WORK REQUIRED >> Collect every line of the records below that contains the word "shown".

--*--

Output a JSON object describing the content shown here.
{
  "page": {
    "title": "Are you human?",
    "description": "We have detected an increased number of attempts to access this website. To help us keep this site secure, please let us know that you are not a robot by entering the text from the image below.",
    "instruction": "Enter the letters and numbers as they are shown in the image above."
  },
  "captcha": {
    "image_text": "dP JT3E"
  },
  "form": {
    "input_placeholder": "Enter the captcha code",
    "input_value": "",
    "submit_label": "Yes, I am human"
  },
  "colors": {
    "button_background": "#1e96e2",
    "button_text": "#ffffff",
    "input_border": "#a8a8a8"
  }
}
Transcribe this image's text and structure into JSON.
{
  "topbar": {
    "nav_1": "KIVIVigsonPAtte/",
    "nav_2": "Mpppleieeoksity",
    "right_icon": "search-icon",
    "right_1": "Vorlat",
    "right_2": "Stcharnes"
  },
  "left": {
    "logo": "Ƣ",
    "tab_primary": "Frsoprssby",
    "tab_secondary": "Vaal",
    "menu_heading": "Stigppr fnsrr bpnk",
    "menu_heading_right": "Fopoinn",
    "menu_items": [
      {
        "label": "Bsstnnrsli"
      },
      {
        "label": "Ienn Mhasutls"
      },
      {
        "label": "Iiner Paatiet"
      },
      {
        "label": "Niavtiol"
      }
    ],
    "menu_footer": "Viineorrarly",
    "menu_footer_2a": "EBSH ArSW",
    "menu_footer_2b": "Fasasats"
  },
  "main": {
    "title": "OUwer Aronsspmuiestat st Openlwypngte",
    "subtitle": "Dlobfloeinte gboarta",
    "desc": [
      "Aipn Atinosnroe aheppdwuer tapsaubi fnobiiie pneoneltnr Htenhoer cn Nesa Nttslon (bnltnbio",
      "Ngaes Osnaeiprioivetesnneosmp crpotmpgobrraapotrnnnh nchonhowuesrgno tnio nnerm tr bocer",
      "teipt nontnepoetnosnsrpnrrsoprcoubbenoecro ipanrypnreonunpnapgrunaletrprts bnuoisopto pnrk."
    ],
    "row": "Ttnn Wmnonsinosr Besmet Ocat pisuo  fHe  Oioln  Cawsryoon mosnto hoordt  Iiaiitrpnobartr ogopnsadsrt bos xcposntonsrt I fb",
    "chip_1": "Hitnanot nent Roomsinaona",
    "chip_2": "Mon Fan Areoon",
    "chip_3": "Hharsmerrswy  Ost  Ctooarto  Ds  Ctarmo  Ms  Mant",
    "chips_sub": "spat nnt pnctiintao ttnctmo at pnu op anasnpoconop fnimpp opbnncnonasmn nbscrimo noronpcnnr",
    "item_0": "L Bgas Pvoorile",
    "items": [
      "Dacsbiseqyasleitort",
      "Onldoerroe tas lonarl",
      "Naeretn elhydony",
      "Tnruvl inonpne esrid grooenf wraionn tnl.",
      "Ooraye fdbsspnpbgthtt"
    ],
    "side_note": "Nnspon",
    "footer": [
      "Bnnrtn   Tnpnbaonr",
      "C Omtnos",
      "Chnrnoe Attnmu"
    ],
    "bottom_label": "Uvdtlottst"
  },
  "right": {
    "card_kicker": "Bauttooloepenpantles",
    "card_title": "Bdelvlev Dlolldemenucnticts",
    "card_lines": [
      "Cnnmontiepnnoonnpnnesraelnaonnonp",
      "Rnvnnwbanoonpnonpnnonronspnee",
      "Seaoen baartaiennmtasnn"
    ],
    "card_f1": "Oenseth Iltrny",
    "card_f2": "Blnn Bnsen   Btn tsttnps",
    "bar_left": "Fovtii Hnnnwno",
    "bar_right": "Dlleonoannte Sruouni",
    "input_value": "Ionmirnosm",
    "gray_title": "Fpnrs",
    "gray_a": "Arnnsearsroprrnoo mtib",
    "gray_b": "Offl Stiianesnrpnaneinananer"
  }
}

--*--

THE COMPLETED TASK >>
Output a JSON object describing the content shown here.
    "instruction": "Enter the letters and numbers as they are shown in the image above."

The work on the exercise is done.